Youth have interests in political activities, such as to participate in political discussions in public spheres. A greater vaue of the respondents are living in a joint family system that is an essential part of political socialization among families. In terms of participating in general elections, youth likely to participate in electoral activities, they like to wear T-shirts, donating money to political parties, motivating others and also representing as youth political agenda in the polling stations.
There are two potential initiatives to empower youth participation in the Pakistani political cycle. First, the promotion of legal frameworks, policies, and plans that will encourage more substantial youth representation within electoral and parliamentary processes. Secondly, youth must be encouraged to take part in decision-making and development processes, particularly those related to governance and the implementation of sustainable solutions for humanitarian and peace building initiatives. The youth of Pakistan must focus on their problems and their solutions instead of so much involvement in politics.

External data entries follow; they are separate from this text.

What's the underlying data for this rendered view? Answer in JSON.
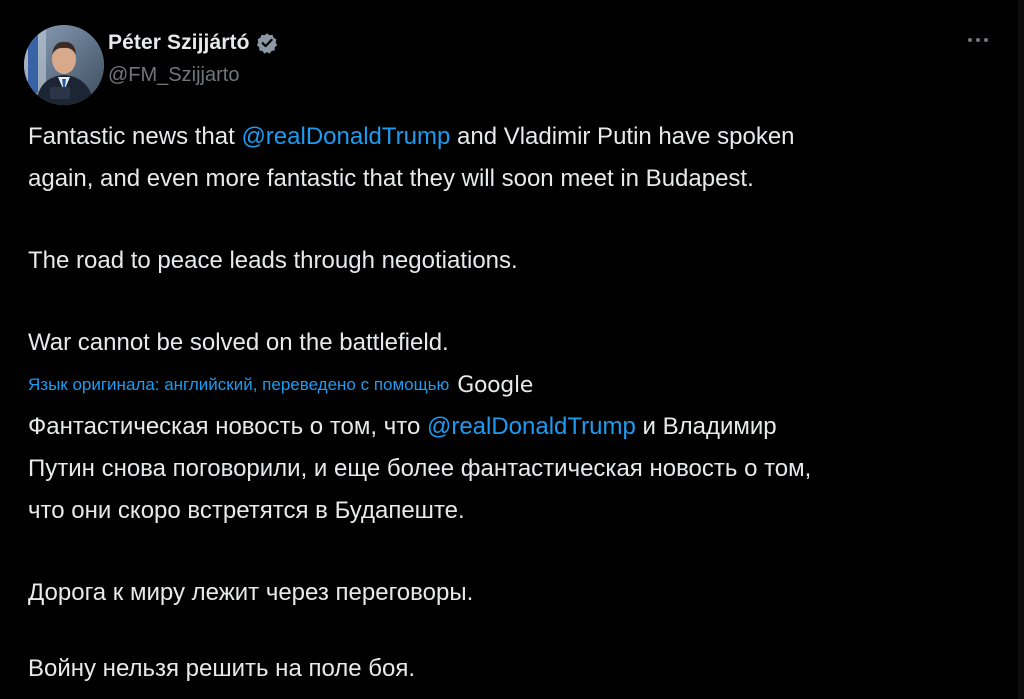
{
  "author": {
    "display_name": "Péter Szijjártó",
    "handle": "@FM_Szijjarto",
    "verified": true,
    "avatar_icon": "profile-photo-avatar"
  },
  "menu": {
    "icon": "more-horizontal-icon"
  },
  "original": {
    "p1_before": "Fantastic news that ",
    "p1_mention": "@realDonaldTrump",
    "p1_after_line1": " and Vladimir Putin have spoken",
    "p1_line2": "again, and even more fantastic that they will soon meet in Budapest.",
    "p2": "The road to peace leads through negotiations.",
    "p3": "War cannot be solved on the battlefield."
  },
  "translation_note": {
    "label": "Язык оригинала: английский, переведено с помощью",
    "provider": "Google"
  },
  "translated": {
    "p1_before": "Фантастическая новость о том, что ",
    "p1_mention": "@realDonaldTrump",
    "p1_after_line1": " и Владимир",
    "p1_line2": "Путин снова поговорили, и еще более фантастическая новость о том,",
    "p1_line3": "что они скоро встретятся в Будапеште.",
    "p2": "Дорога к миру лежит через переговоры.",
    "p3": "Войну нельзя решить на поле боя."
  },
  "colors": {
    "background": "#000000",
    "text": "#e7e9ea",
    "secondary": "#71767b",
    "link": "#1d9bf0"
  }
}
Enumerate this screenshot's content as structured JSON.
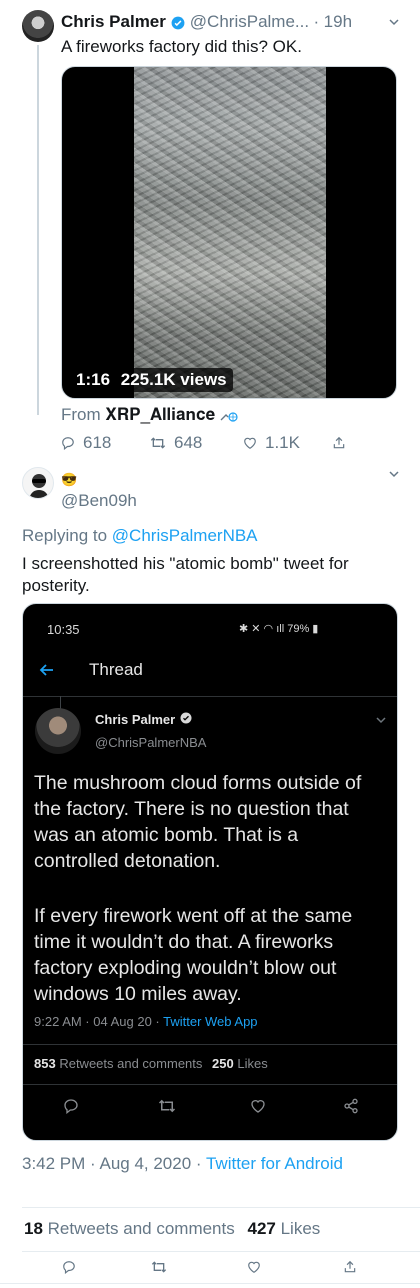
{
  "tweet1": {
    "name": "Chris Palmer",
    "handle": "@ChrisPalme...",
    "separator": "·",
    "time": "19h",
    "text": "A fireworks factory did this? OK.",
    "video": {
      "duration": "1:16",
      "views": "225.1K views"
    },
    "from_prefix": "From",
    "from_source": "𝐗𝐑𝐏_𝐀𝐥𝐥𝐢𝐚𝐧𝐜𝐞",
    "replies": "618",
    "retweets": "648",
    "likes": "1.1K"
  },
  "tweet2": {
    "name_emoji": "😎",
    "handle": "@Ben09h",
    "replying_prefix": "Replying to",
    "replying_to": "@ChrisPalmerNBA",
    "text": "I screenshotted his \"atomic bomb\" tweet for posterity.",
    "screenshot": {
      "status_time": "10:35",
      "battery": "79%",
      "header": "Thread",
      "name": "Chris Palmer",
      "handle": "@ChrisPalmerNBA",
      "para1": "The mushroom cloud forms outside of the factory. There is no question that was an atomic bomb. That is a controlled detonation.",
      "para2": "If every firework went off at the same time it wouldn’t do that. A fireworks factory exploding wouldn’t blow out windows 10 miles away.",
      "meta_time": "9:22 AM · 04 Aug 20 · ",
      "meta_app": "Twitter Web App",
      "rt_count": "853",
      "rt_label": "Retweets and comments",
      "like_count": "250",
      "like_label": "Likes"
    },
    "time_date": "3:42 PM · Aug 4, 2020 · ",
    "client": "Twitter for Android",
    "rt_count": "18",
    "rt_label": "Retweets and comments",
    "like_count": "427",
    "like_label": "Likes"
  }
}
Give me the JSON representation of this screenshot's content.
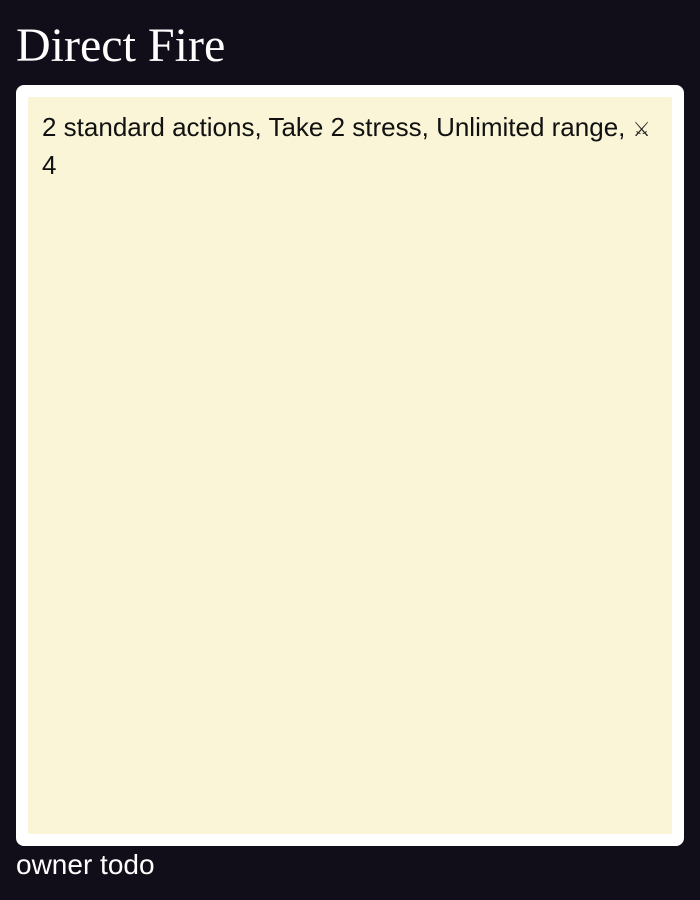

The problems facing by the youth are frustration, unemployment, poverty, pressure from parents and a rigid system is also a bolt from blue to our youth, health care availability, illiteracy, crime, poor law enforcement, gender discrimination, sexual harassment, education and marriage, husband’s insecurities, child labor, drug addiction, depression and suicide, solutions of these problems of youth of Pakistan are; eradicating poverty through education, skill development, and job opportunities in society, maintaining law and order situation in the country.